◆ **TRY IT**
All of the data that follows should be output again without any alteration.

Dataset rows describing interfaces
☆ ☆ ☆ ☆ ☆
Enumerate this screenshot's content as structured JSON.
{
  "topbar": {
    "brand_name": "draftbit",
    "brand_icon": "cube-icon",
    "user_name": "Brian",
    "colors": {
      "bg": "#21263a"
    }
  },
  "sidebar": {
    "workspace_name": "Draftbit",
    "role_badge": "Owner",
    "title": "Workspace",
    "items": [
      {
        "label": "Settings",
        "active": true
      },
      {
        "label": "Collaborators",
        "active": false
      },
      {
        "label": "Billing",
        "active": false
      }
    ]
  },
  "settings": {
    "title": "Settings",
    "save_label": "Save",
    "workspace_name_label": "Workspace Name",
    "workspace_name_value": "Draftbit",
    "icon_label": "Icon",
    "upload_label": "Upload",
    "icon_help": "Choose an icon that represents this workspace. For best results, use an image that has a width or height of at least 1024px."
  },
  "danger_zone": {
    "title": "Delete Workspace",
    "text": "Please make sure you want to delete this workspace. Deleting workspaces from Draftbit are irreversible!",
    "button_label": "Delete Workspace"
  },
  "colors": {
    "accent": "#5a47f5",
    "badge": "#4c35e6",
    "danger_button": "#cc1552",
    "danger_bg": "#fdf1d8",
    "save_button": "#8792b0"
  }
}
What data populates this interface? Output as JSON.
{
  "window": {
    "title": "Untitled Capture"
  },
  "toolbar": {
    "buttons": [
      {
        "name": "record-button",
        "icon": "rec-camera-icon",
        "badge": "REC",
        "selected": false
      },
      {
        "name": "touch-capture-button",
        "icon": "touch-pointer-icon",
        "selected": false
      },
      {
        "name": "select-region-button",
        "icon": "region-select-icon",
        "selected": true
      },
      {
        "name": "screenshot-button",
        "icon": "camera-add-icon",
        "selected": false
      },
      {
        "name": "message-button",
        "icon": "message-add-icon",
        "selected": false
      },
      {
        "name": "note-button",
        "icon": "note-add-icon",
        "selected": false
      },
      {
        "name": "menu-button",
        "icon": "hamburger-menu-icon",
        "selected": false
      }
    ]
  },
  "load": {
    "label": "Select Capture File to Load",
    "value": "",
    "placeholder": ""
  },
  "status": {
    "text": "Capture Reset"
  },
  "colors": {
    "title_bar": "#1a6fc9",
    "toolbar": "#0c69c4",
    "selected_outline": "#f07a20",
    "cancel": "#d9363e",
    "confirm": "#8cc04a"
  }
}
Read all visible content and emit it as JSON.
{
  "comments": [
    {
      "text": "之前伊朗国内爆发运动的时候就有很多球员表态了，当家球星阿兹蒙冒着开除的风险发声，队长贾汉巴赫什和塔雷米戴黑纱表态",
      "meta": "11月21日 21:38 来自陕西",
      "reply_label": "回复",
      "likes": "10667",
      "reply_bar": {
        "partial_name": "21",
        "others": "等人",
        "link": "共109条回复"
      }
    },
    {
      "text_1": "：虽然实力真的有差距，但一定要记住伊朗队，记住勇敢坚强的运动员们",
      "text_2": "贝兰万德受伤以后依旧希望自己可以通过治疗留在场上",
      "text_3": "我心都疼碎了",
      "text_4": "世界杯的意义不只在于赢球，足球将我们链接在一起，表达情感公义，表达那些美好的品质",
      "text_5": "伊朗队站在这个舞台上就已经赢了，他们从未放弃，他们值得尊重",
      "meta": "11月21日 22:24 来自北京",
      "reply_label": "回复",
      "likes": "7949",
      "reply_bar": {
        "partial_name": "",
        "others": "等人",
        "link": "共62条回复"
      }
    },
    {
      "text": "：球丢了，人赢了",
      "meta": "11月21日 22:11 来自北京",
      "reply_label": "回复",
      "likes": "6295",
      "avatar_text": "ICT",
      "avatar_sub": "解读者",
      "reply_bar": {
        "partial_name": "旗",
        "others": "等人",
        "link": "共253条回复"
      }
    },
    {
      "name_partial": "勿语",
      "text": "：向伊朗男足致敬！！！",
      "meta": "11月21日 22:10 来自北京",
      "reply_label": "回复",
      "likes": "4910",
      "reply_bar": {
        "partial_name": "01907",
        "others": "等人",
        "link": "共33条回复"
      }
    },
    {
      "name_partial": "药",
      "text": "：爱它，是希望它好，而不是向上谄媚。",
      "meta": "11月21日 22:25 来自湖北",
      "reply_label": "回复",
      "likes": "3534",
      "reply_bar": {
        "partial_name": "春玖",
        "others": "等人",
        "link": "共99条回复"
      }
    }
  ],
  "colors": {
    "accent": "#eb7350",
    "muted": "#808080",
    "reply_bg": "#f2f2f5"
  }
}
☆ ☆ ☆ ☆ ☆
◆ **SOLUTION TO THE EXERCISE**
Enumerate this screenshot's content as structured JSON.
{
  "topbar": {
    "brand_name": "draftbit",
    "brand_icon": "cube-icon",
    "user_name": "Brian",
    "colors": {
      "bg": "#21263a"
    }
  },
  "sidebar": {
    "workspace_name": "Draftbit",
    "role_badge": "Owner",
    "title": "Workspace",
    "items": [
      {
        "label": "Settings",
        "active": true
      },
      {
        "label": "Collaborators",
        "active": false
      },
      {
        "label": "Billing",
        "active": false
      }
    ]
  },
  "settings": {
    "title": "Settings",
    "save_label": "Save",
    "workspace_name_label": "Workspace Name",
    "workspace_name_value": "Draftbit",
    "icon_label": "Icon",
    "upload_label": "Upload",
    "icon_help": "Choose an icon that represents this workspace. For best results, use an image that has a width or height of at least 1024px."
  },
  "danger_zone": {
    "title": "Delete Workspace",
    "text": "Please make sure you want to delete this workspace. Deleting workspaces from Draftbit are irreversible!",
    "button_label": "Delete Workspace"
  },
  "colors": {
    "accent": "#5a47f5",
    "badge": "#4c35e6",
    "danger_button": "#cc1552",
    "danger_bg": "#fdf1d8",
    "save_button": "#8792b0"
  }
}
What data populates this interface? Output as JSON.
{
  "window": {
    "title": "Untitled Capture"
  },
  "toolbar": {
    "buttons": [
      {
        "name": "record-button",
        "icon": "rec-camera-icon",
        "badge": "REC",
        "selected": false
      },
      {
        "name": "touch-capture-button",
        "icon": "touch-pointer-icon",
        "selected": false
      },
      {
        "name": "select-region-button",
        "icon": "region-select-icon",
        "selected": true
      },
      {
        "name": "screenshot-button",
        "icon": "camera-add-icon",
        "selected": false
      },
      {
        "name": "message-button",
        "icon": "message-add-icon",
        "selected": false
      },
      {
        "name": "note-button",
        "icon": "note-add-icon",
        "selected": false
      },
      {
        "name": "menu-button",
        "icon": "hamburger-menu-icon",
        "selected": false
      }
    ]
  },
  "load": {
    "label": "Select Capture File to Load",
    "value": "",
    "placeholder": ""
  },
  "status": {
    "text": "Capture Reset"
  },
  "colors": {
    "title_bar": "#1a6fc9",
    "toolbar": "#0c69c4",
    "selected_outline": "#f07a20",
    "cancel": "#d9363e",
    "confirm": "#8cc04a"
  }
}
Read all visible content and emit it as JSON.
{
  "comments": [
    {
      "text": "之前伊朗国内爆发运动的时候就有很多球员表态了，当家球星阿兹蒙冒着开除的风险发声，队长贾汉巴赫什和塔雷米戴黑纱表态",
      "meta": "11月21日 21:38 来自陕西",
      "reply_label": "回复",
      "likes": "10667",
      "reply_bar": {
        "partial_name": "21",
        "others": "等人",
        "link": "共109条回复"
      }
    },
    {
      "text_1": "：虽然实力真的有差距，但一定要记住伊朗队，记住勇敢坚强的运动员们",
      "text_2": "贝兰万德受伤以后依旧希望自己可以通过治疗留在场上",
      "text_3": "我心都疼碎了",
      "text_4": "世界杯的意义不只在于赢球，足球将我们链接在一起，表达情感公义，表达那些美好的品质",
      "text_5": "伊朗队站在这个舞台上就已经赢了，他们从未放弃，他们值得尊重",
      "meta": "11月21日 22:24 来自北京",
      "reply_label": "回复",
      "likes": "7949",
      "reply_bar": {
        "partial_name": "",
        "others": "等人",
        "link": "共62条回复"
      }
    },
    {
      "text": "：球丢了，人赢了",
      "meta": "11月21日 22:11 来自北京",
      "reply_label": "回复",
      "likes": "6295",
      "avatar_text": "ICT",
      "avatar_sub": "解读者",
      "reply_bar": {
        "partial_name": "旗",
        "others": "等人",
        "link": "共253条回复"
      }
    },
    {
      "name_partial": "勿语",
      "text": "：向伊朗男足致敬！！！",
      "meta": "11月21日 22:10 来自北京",
      "reply_label": "回复",
      "likes": "4910",
      "reply_bar": {
        "partial_name": "01907",
        "others": "等人",
        "link": "共33条回复"
      }
    },
    {
      "name_partial": "药",
      "text": "：爱它，是希望它好，而不是向上谄媚。",
      "meta": "11月21日 22:25 来自湖北",
      "reply_label": "回复",
      "likes": "3534",
      "reply_bar": {
        "partial_name": "春玖",
        "others": "等人",
        "link": "共99条回复"
      }
    }
  ],
  "colors": {
    "accent": "#eb7350",
    "muted": "#808080",
    "reply_bg": "#f2f2f5"
  }
}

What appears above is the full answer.